## Work instruction
Would you please retype the records that follow, word for word?

## Dataset content
☆ ☆ ☆ ☆ ☆ ☆ ☆
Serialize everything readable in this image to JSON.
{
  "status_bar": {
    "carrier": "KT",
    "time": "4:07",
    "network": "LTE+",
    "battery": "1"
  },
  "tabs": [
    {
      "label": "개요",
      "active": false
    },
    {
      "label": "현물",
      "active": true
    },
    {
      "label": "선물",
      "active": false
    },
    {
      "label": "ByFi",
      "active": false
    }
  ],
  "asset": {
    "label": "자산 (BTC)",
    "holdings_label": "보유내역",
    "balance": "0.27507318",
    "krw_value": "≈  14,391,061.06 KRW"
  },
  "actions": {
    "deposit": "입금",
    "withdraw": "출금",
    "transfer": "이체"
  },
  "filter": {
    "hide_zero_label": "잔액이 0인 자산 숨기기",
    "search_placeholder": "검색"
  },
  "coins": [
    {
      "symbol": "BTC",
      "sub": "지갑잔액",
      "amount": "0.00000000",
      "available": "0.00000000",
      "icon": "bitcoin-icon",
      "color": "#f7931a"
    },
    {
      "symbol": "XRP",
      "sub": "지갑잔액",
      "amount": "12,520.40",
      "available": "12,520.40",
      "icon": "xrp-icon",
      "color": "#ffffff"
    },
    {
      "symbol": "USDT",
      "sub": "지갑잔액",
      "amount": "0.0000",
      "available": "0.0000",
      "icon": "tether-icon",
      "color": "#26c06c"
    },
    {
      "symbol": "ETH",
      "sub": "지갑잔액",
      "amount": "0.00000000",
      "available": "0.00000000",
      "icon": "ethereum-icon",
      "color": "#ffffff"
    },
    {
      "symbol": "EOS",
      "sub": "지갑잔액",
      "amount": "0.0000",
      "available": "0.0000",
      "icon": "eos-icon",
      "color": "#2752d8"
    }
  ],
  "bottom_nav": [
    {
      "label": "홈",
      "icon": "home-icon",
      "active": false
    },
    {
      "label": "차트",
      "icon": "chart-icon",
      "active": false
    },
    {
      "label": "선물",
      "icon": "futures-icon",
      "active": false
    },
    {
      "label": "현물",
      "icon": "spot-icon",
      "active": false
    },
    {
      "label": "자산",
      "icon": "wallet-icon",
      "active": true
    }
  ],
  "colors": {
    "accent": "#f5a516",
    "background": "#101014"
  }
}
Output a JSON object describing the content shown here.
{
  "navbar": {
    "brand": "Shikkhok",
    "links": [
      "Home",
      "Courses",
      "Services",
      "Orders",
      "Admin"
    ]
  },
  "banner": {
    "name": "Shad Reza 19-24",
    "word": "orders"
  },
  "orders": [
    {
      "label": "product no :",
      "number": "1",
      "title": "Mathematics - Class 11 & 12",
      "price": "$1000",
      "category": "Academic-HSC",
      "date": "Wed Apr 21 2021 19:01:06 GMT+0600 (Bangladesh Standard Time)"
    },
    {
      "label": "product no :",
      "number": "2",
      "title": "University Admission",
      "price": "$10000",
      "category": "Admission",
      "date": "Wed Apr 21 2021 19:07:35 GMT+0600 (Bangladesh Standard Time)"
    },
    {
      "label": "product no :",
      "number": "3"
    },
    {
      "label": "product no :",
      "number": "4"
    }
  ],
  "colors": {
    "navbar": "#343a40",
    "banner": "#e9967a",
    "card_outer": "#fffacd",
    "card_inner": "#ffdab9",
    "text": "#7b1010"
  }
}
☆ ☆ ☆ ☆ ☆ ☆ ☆
## Response area
Serialize everything readable in this image to JSON.
{
  "status_bar": {
    "carrier": "KT",
    "time": "4:07",
    "network": "LTE+",
    "battery": "1"
  },
  "tabs": [
    {
      "label": "개요",
      "active": false
    },
    {
      "label": "현물",
      "active": true
    },
    {
      "label": "선물",
      "active": false
    },
    {
      "label": "ByFi",
      "active": false
    }
  ],
  "asset": {
    "label": "자산 (BTC)",
    "holdings_label": "보유내역",
    "balance": "0.27507318",
    "krw_value": "≈  14,391,061.06 KRW"
  },
  "actions": {
    "deposit": "입금",
    "withdraw": "출금",
    "transfer": "이체"
  },
  "filter": {
    "hide_zero_label": "잔액이 0인 자산 숨기기",
    "search_placeholder": "검색"
  },
  "coins": [
    {
      "symbol": "BTC",
      "sub": "지갑잔액",
      "amount": "0.00000000",
      "available": "0.00000000",
      "icon": "bitcoin-icon",
      "color": "#f7931a"
    },
    {
      "symbol": "XRP",
      "sub": "지갑잔액",
      "amount": "12,520.40",
      "available": "12,520.40",
      "icon": "xrp-icon",
      "color": "#ffffff"
    },
    {
      "symbol": "USDT",
      "sub": "지갑잔액",
      "amount": "0.0000",
      "available": "0.0000",
      "icon": "tether-icon",
      "color": "#26c06c"
    },
    {
      "symbol": "ETH",
      "sub": "지갑잔액",
      "amount": "0.00000000",
      "available": "0.00000000",
      "icon": "ethereum-icon",
      "color": "#ffffff"
    },
    {
      "symbol": "EOS",
      "sub": "지갑잔액",
      "amount": "0.0000",
      "available": "0.0000",
      "icon": "eos-icon",
      "color": "#2752d8"
    }
  ],
  "bottom_nav": [
    {
      "label": "홈",
      "icon": "home-icon",
      "active": false
    },
    {
      "label": "차트",
      "icon": "chart-icon",
      "active": false
    },
    {
      "label": "선물",
      "icon": "futures-icon",
      "active": false
    },
    {
      "label": "현물",
      "icon": "spot-icon",
      "active": false
    },
    {
      "label": "자산",
      "icon": "wallet-icon",
      "active": true
    }
  ],
  "colors": {
    "accent": "#f5a516",
    "background": "#101014"
  }
}
Output a JSON object describing the content shown here.
{
  "navbar": {
    "brand": "Shikkhok",
    "links": [
      "Home",
      "Courses",
      "Services",
      "Orders",
      "Admin"
    ]
  },
  "banner": {
    "name": "Shad Reza 19-24",
    "word": "orders"
  },
  "orders": [
    {
      "label": "product no :",
      "number": "1",
      "title": "Mathematics - Class 11 & 12",
      "price": "$1000",
      "category": "Academic-HSC",
      "date": "Wed Apr 21 2021 19:01:06 GMT+0600 (Bangladesh Standard Time)"
    },
    {
      "label": "product no :",
      "number": "2",
      "title": "University Admission",
      "price": "$10000",
      "category": "Admission",
      "date": "Wed Apr 21 2021 19:07:35 GMT+0600 (Bangladesh Standard Time)"
    },
    {
      "label": "product no :",
      "number": "3"
    },
    {
      "label": "product no :",
      "number": "4"
    }
  ],
  "colors": {
    "navbar": "#343a40",
    "banner": "#e9967a",
    "card_outer": "#fffacd",
    "card_inner": "#ffdab9",
    "text": "#7b1010"
  }
}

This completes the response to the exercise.